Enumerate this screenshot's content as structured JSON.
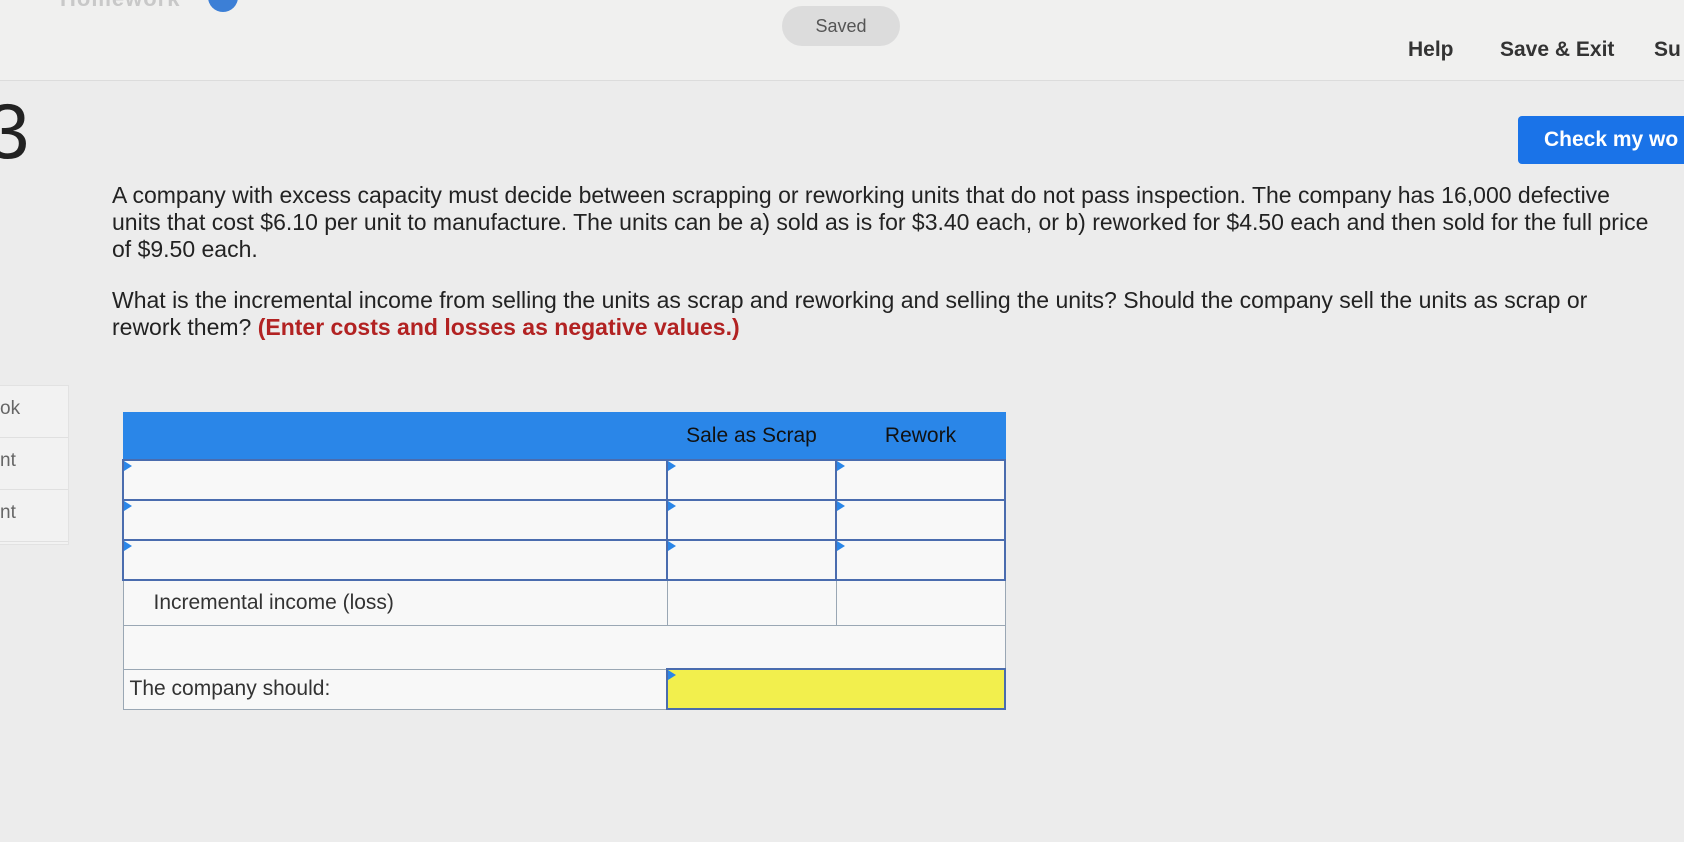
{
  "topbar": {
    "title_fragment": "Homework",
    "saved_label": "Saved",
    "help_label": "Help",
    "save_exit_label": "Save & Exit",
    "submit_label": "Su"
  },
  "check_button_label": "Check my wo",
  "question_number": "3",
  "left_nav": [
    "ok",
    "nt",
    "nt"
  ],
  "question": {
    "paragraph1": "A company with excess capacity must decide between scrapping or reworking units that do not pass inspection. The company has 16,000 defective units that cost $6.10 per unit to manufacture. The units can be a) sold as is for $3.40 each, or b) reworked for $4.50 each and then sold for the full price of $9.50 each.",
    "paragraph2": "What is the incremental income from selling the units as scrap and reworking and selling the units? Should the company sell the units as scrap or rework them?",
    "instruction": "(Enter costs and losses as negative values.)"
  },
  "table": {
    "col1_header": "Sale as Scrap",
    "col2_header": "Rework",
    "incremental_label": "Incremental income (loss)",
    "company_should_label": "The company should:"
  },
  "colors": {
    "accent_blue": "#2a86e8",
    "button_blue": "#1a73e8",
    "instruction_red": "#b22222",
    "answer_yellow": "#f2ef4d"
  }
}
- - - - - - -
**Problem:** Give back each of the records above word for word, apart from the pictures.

**Response to the task:**
Enumerate this screenshot's content as structured JSON.
{
  "topbar": {
    "title_fragment": "Homework",
    "saved_label": "Saved",
    "help_label": "Help",
    "save_exit_label": "Save & Exit",
    "submit_label": "Su"
  },
  "check_button_label": "Check my wo",
  "question_number": "3",
  "left_nav": [
    "ok",
    "nt",
    "nt"
  ],
  "question": {
    "paragraph1": "A company with excess capacity must decide between scrapping or reworking units that do not pass inspection. The company has 16,000 defective units that cost $6.10 per unit to manufacture. The units can be a) sold as is for $3.40 each, or b) reworked for $4.50 each and then sold for the full price of $9.50 each.",
    "paragraph2": "What is the incremental income from selling the units as scrap and reworking and selling the units? Should the company sell the units as scrap or rework them?",
    "instruction": "(Enter costs and losses as negative values.)"
  },
  "table": {
    "col1_header": "Sale as Scrap",
    "col2_header": "Rework",
    "incremental_label": "Incremental income (loss)",
    "company_should_label": "The company should:"
  },
  "colors": {
    "accent_blue": "#2a86e8",
    "button_blue": "#1a73e8",
    "instruction_red": "#b22222",
    "answer_yellow": "#f2ef4d"
  }
}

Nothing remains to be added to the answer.